**EXERCISE MATERIAL**
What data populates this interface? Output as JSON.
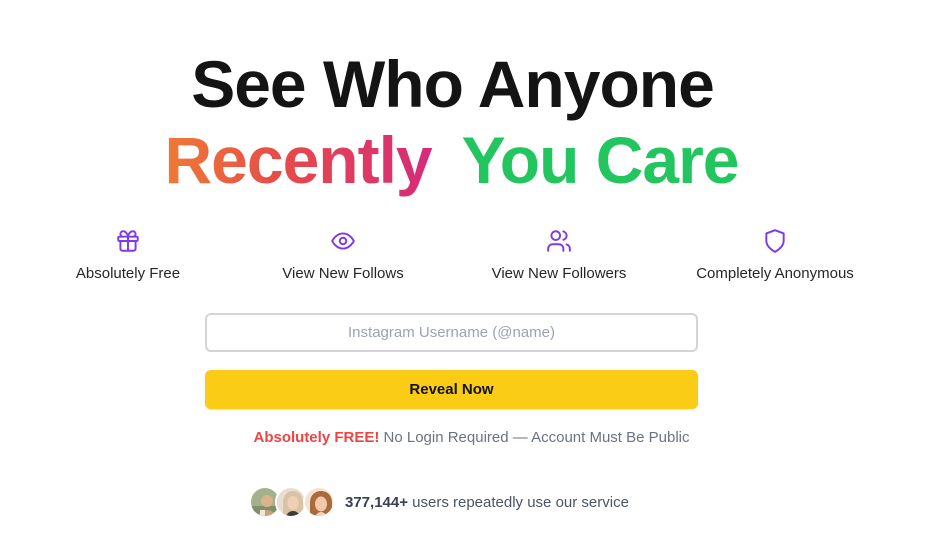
{
  "hero": {
    "line1": "See Who Anyone",
    "line2_gradient": "Recently",
    "line2_green": "You Care"
  },
  "features": [
    {
      "label": "Absolutely Free",
      "icon": "gift-icon"
    },
    {
      "label": "View New Follows",
      "icon": "eye-icon"
    },
    {
      "label": "View New Followers",
      "icon": "users-icon"
    },
    {
      "label": "Completely Anonymous",
      "icon": "shield-icon"
    }
  ],
  "search": {
    "placeholder": "Instagram Username (@name)",
    "value": ""
  },
  "reveal": {
    "label": "Reveal Now"
  },
  "notice": {
    "highlight": "Absolutely FREE!",
    "text": "No Login Required — Account Must Be Public"
  },
  "social": {
    "count": "377,144+",
    "text": "users repeatedly use our service"
  },
  "colors": {
    "accent_purple": "#7c3aed",
    "button_yellow": "#facc15",
    "green": "#22c55e",
    "red": "#ef4444"
  }
}
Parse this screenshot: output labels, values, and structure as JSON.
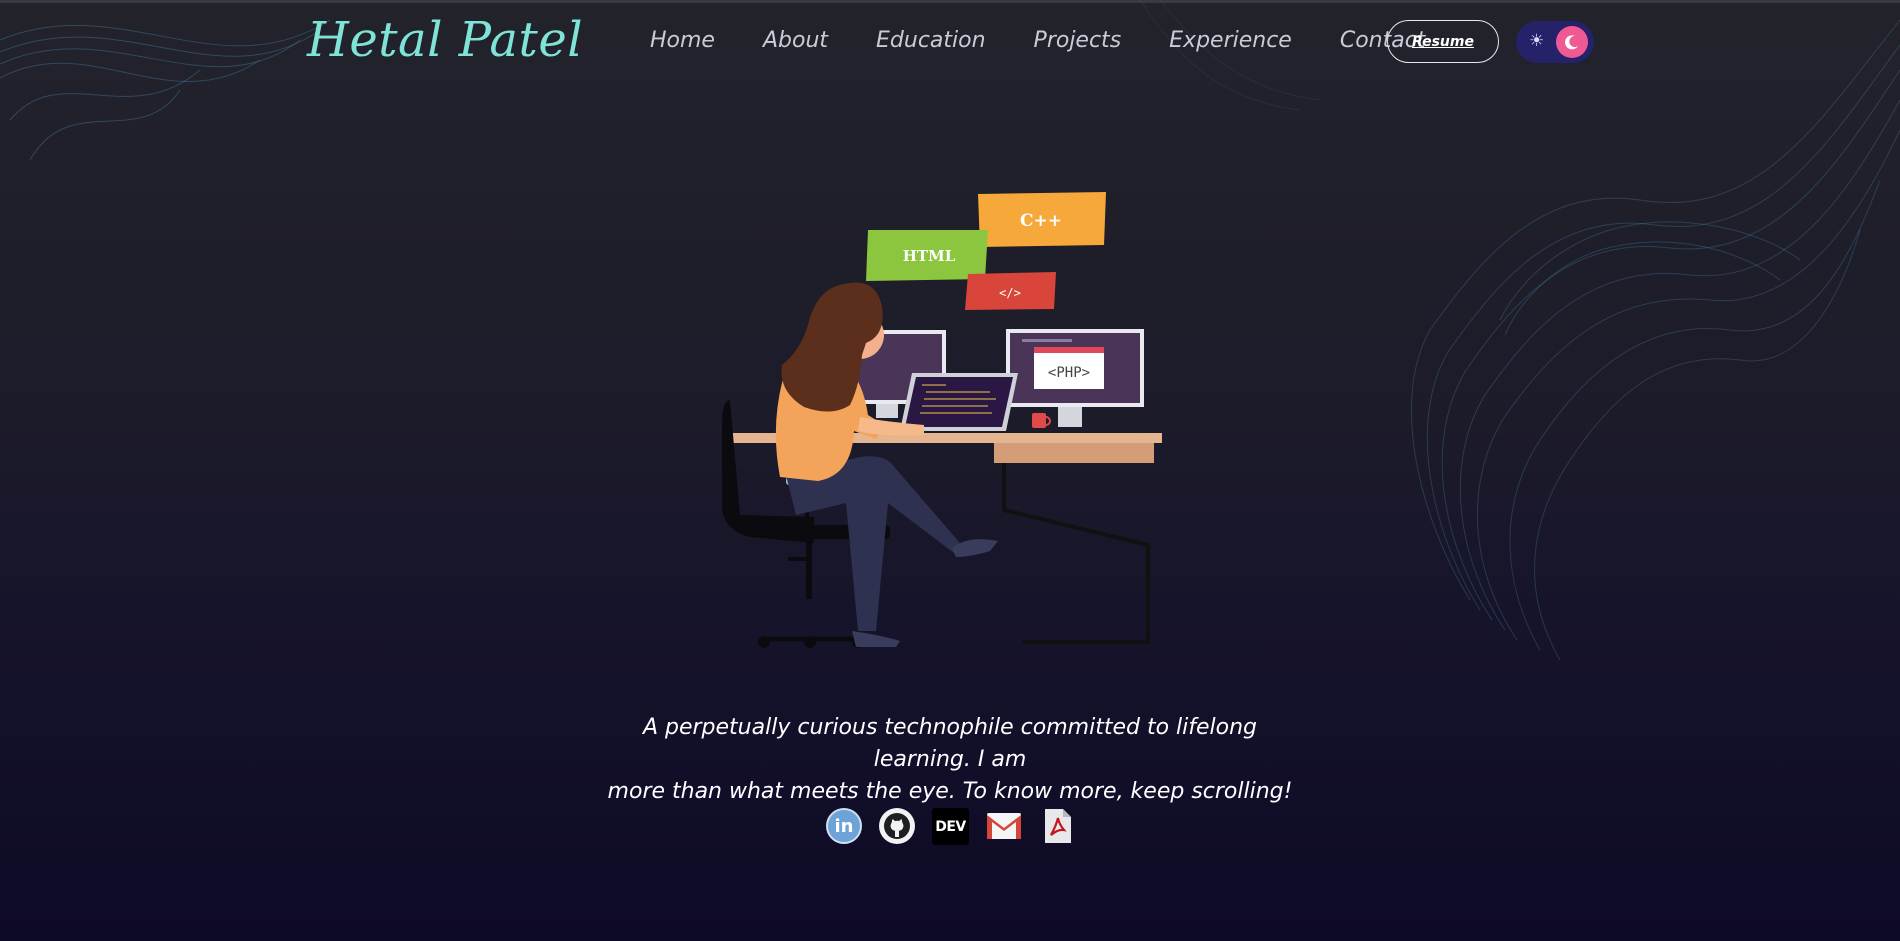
{
  "header": {
    "logo": "Hetal Patel",
    "nav": [
      "Home",
      "About",
      "Education",
      "Projects",
      "Experience",
      "Contact"
    ],
    "resume_label": "Resume",
    "theme_toggle": {
      "sun_icon": "☀",
      "state": "dark"
    }
  },
  "hero": {
    "illustration_tags": {
      "cpp": "C++",
      "html": "HTML",
      "code": "</>",
      "php": "<PHP>"
    },
    "tagline_line1": "A perpetually curious technophile committed to lifelong learning. I am",
    "tagline_line2": "more than what meets the eye. To know more, keep scrolling!"
  },
  "socials": {
    "linkedin_label": "in",
    "dev_label": "DEV"
  },
  "colors": {
    "logo": "#7fe3d8",
    "toggle_bg": "#25226a",
    "toggle_knob": "#f05a94",
    "wave": "#5aa9d6"
  }
}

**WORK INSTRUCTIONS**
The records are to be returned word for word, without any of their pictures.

**EXERCISE RESPONSE**
What data populates this interface? Output as JSON.
{
  "hero": {
    "line1": "See Who Anyone",
    "line2_gradient": "Recently",
    "line2_green": "You Care"
  },
  "features": [
    {
      "label": "Absolutely Free",
      "icon": "gift-icon"
    },
    {
      "label": "View New Follows",
      "icon": "eye-icon"
    },
    {
      "label": "View New Followers",
      "icon": "users-icon"
    },
    {
      "label": "Completely Anonymous",
      "icon": "shield-icon"
    }
  ],
  "search": {
    "placeholder": "Instagram Username (@name)",
    "value": ""
  },
  "reveal": {
    "label": "Reveal Now"
  },
  "notice": {
    "highlight": "Absolutely FREE!",
    "text": "No Login Required — Account Must Be Public"
  },
  "social": {
    "count": "377,144+",
    "text": "users repeatedly use our service"
  },
  "colors": {
    "accent_purple": "#7c3aed",
    "button_yellow": "#facc15",
    "green": "#22c55e",
    "red": "#ef4444"
  }
}
Parse this screenshot: output labels, values, and structure as JSON.
{
  "header": {
    "logo": "Hetal Patel",
    "nav": [
      "Home",
      "About",
      "Education",
      "Projects",
      "Experience",
      "Contact"
    ],
    "resume_label": "Resume",
    "theme_toggle": {
      "sun_icon": "☀",
      "state": "dark"
    }
  },
  "hero": {
    "illustration_tags": {
      "cpp": "C++",
      "html": "HTML",
      "code": "</>",
      "php": "<PHP>"
    },
    "tagline_line1": "A perpetually curious technophile committed to lifelong learning. I am",
    "tagline_line2": "more than what meets the eye. To know more, keep scrolling!"
  },
  "socials": {
    "linkedin_label": "in",
    "dev_label": "DEV"
  },
  "colors": {
    "logo": "#7fe3d8",
    "toggle_bg": "#25226a",
    "toggle_knob": "#f05a94",
    "wave": "#5aa9d6"
  }
}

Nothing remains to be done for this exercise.